(Beginning of Entries shown)

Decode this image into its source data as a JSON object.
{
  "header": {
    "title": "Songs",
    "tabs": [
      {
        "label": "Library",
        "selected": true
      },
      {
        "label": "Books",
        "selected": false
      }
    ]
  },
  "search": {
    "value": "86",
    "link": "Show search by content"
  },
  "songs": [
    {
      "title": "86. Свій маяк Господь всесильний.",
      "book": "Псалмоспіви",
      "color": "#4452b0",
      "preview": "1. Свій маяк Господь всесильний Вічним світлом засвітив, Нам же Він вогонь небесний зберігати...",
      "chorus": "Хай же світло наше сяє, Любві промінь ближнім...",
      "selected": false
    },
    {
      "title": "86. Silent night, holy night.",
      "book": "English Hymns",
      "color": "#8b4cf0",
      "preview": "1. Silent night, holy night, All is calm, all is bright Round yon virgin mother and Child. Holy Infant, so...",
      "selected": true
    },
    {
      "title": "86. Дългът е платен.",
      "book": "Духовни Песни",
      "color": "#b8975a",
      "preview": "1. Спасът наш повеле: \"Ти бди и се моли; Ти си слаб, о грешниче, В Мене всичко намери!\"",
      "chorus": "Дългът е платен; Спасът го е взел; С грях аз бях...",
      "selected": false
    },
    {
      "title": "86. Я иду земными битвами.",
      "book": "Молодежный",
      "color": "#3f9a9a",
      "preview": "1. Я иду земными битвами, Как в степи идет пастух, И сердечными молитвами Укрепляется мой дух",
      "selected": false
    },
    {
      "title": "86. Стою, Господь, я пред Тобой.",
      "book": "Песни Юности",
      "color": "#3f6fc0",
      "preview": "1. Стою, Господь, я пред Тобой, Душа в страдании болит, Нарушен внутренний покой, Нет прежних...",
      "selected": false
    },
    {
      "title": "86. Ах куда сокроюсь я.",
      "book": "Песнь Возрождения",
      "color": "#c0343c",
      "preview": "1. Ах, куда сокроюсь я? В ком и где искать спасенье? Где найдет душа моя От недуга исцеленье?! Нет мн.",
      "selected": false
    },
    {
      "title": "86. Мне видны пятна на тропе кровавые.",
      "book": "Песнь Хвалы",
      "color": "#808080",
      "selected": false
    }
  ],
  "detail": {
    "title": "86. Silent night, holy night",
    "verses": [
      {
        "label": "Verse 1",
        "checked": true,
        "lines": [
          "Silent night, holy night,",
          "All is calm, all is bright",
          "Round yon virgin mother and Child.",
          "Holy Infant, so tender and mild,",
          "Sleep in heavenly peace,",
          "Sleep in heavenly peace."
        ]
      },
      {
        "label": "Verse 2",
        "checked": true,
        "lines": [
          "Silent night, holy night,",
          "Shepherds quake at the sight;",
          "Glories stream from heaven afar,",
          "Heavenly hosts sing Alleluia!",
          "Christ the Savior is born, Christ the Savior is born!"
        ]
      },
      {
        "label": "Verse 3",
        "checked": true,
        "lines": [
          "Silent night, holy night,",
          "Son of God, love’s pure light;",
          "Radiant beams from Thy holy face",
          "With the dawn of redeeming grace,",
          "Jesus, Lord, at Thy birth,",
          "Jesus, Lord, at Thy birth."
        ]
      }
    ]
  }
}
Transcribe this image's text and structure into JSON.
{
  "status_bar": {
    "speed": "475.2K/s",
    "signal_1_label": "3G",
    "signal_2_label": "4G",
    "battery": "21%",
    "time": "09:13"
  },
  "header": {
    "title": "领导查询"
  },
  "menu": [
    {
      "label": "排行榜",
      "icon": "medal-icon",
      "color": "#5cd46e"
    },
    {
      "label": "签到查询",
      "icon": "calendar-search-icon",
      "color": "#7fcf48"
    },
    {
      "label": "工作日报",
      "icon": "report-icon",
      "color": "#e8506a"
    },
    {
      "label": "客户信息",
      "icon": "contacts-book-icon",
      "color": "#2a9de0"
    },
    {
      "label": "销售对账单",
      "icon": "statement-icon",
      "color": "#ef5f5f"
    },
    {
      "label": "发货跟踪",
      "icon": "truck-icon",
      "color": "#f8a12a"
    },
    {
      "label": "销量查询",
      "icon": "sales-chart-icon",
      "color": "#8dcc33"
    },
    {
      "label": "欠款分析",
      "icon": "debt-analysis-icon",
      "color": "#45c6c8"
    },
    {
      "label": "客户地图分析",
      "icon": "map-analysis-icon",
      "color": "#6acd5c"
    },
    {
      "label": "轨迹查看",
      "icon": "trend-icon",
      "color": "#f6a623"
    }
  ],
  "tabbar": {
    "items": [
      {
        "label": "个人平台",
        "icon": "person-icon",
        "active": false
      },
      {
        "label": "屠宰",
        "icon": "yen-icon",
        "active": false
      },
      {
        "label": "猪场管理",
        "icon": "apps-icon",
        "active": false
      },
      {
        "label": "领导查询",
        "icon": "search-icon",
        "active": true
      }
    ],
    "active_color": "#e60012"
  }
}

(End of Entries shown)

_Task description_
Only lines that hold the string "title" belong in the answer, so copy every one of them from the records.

_Worked solution_
    "title": "Songs",
      "title": "86. Свій маяк Господь всесильний.",
      "title": "86. Silent night, holy night.",
      "title": "86. Дългът е платен.",
      "title": "86. Я иду земными битвами.",
      "title": "86. Стою, Господь, я пред Тобой.",
      "title": "86. Ах куда сокроюсь я.",
      "title": "86. Мне видны пятна на тропе кровавые.",
    "title": "86. Silent night, holy night",
    "title": "领导查询"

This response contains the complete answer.